Friday, September 30, 2011

Le maître de l' invisible

Videodrome Lobby Cards (France)

The Avengers

"bowler hat and leather boots"

Russ Meyer (French)

Clovis Trouille

He showed with the Surrealists, but was not officially a member. 
He had a strong hate of the military and clerics forged in the First World War.

Christmas Mass at Mass Mental

In 1979 I was working my first job in the in field of Psychiatry at a place that was both a Harvard Teaching and Massachusetts State Mental Hospital.   Massachusetts Mental Heath Center  known simply as Mass Mental was a few blocks away from both my apartment and Mass Art., the school where I had just spent the last few years.

Repeated viewings of films such as "The Snake Pit" and "Shock Corridor" did not prepare me for the reality of such a place.
Rodents and cockroaches, crumbling walls and shortages of things like towels were an everyday experience.
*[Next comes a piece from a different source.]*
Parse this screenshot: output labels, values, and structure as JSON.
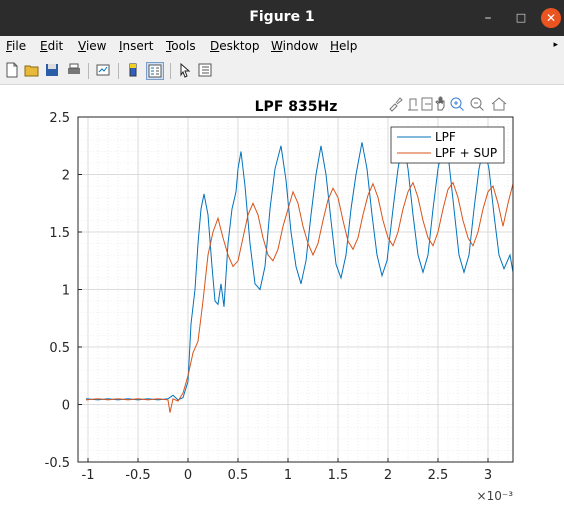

Violent attacks and worse were common.

To continue the film metaphors,  the melodramatic tableau of Christmas Mass at Mass Mental was a cross between Luis Buñuel and Fellini.

I led my charges to the little used and ill maintained chapel in the bowels of the building.
At the decaying pulpit was a slovenly priest, his red bleary eyes barely open, the stench of alcohol plain across the room. The mumbling Mass was hardly discernible above the babbling Bedlam of the parishioners. Into this cinematic vision strode a little man parting the crowd like the Red Sea.  Though he was small of stature his visual impact was impressive .The haunted other worldly look combined with  his hospital robe, long dirty blond hair and beard, gave the impression of a renaissance painting of the Son o' God, - interpreted by a Surrealist.

Sudden manic laughter drew my attention to a corner.
A wild eyed man taunted his attendant.
"Swallow that!", demanded the exasperated Mental Health Worker.
There on the end of a waggling tongue that would make a heavy metal guitarist proud was a communion host.

I have racked up about 30 years now in the strange world of Psychiatry, and oh, the many things these weary eyes have seen.